RECORDS PROVIDED:
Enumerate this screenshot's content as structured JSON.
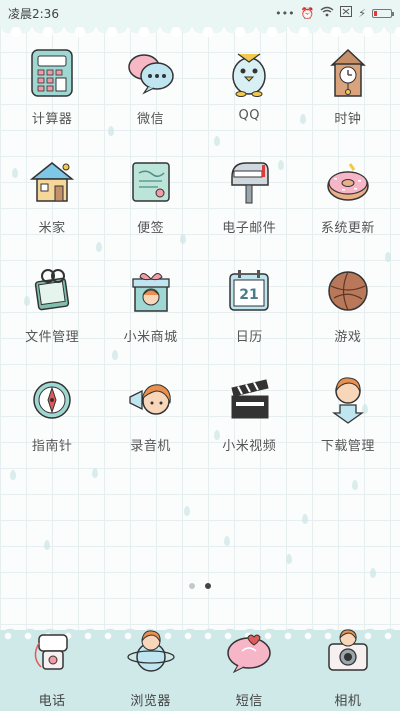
{
  "status_bar": {
    "time": "凌晨2:36",
    "icons": [
      "more-dots-icon",
      "alarm-icon",
      "wifi-icon",
      "sim-off-icon",
      "charging-icon",
      "battery-icon"
    ],
    "battery_level": 0.18,
    "battery_color": "#e03a3a"
  },
  "apps": [
    {
      "label": "计算器",
      "icon": "calculator-icon"
    },
    {
      "label": "微信",
      "icon": "wechat-icon"
    },
    {
      "label": "QQ",
      "icon": "qq-penguin-icon"
    },
    {
      "label": "时钟",
      "icon": "clock-icon"
    },
    {
      "label": "米家",
      "icon": "house-icon"
    },
    {
      "label": "便签",
      "icon": "notes-icon"
    },
    {
      "label": "电子邮件",
      "icon": "mailbox-icon"
    },
    {
      "label": "系统更新",
      "icon": "donut-icon"
    },
    {
      "label": "文件管理",
      "icon": "file-clip-icon"
    },
    {
      "label": "小米商城",
      "icon": "gift-box-icon"
    },
    {
      "label": "日历",
      "icon": "calendar-icon"
    },
    {
      "label": "游戏",
      "icon": "game-ball-icon"
    },
    {
      "label": "指南针",
      "icon": "compass-icon"
    },
    {
      "label": "录音机",
      "icon": "megaphone-girl-icon"
    },
    {
      "label": "小米视频",
      "icon": "clapperboard-icon"
    },
    {
      "label": "下载管理",
      "icon": "download-girl-icon"
    }
  ],
  "calendar_day": "21",
  "pager": {
    "pages": 2,
    "current": 2
  },
  "dock": [
    {
      "label": "电话",
      "icon": "phone-icon"
    },
    {
      "label": "浏览器",
      "icon": "planet-girl-icon"
    },
    {
      "label": "短信",
      "icon": "message-heart-icon"
    },
    {
      "label": "相机",
      "icon": "camera-icon"
    }
  ],
  "colors": {
    "accent": "#9fd8d3",
    "dock_bg": "#cfe9e9",
    "label": "#555555"
  }
}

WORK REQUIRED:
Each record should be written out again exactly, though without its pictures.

EXERCISE RESPONSE:
Enumerate this screenshot's content as structured JSON.
{
  "status_bar": {
    "time": "凌晨2:36",
    "icons": [
      "more-dots-icon",
      "alarm-icon",
      "wifi-icon",
      "sim-off-icon",
      "charging-icon",
      "battery-icon"
    ],
    "battery_level": 0.18,
    "battery_color": "#e03a3a"
  },
  "apps": [
    {
      "label": "计算器",
      "icon": "calculator-icon"
    },
    {
      "label": "微信",
      "icon": "wechat-icon"
    },
    {
      "label": "QQ",
      "icon": "qq-penguin-icon"
    },
    {
      "label": "时钟",
      "icon": "clock-icon"
    },
    {
      "label": "米家",
      "icon": "house-icon"
    },
    {
      "label": "便签",
      "icon": "notes-icon"
    },
    {
      "label": "电子邮件",
      "icon": "mailbox-icon"
    },
    {
      "label": "系统更新",
      "icon": "donut-icon"
    },
    {
      "label": "文件管理",
      "icon": "file-clip-icon"
    },
    {
      "label": "小米商城",
      "icon": "gift-box-icon"
    },
    {
      "label": "日历",
      "icon": "calendar-icon"
    },
    {
      "label": "游戏",
      "icon": "game-ball-icon"
    },
    {
      "label": "指南针",
      "icon": "compass-icon"
    },
    {
      "label": "录音机",
      "icon": "megaphone-girl-icon"
    },
    {
      "label": "小米视频",
      "icon": "clapperboard-icon"
    },
    {
      "label": "下载管理",
      "icon": "download-girl-icon"
    }
  ],
  "calendar_day": "21",
  "pager": {
    "pages": 2,
    "current": 2
  },
  "dock": [
    {
      "label": "电话",
      "icon": "phone-icon"
    },
    {
      "label": "浏览器",
      "icon": "planet-girl-icon"
    },
    {
      "label": "短信",
      "icon": "message-heart-icon"
    },
    {
      "label": "相机",
      "icon": "camera-icon"
    }
  ],
  "colors": {
    "accent": "#9fd8d3",
    "dock_bg": "#cfe9e9",
    "label": "#555555"
  }
}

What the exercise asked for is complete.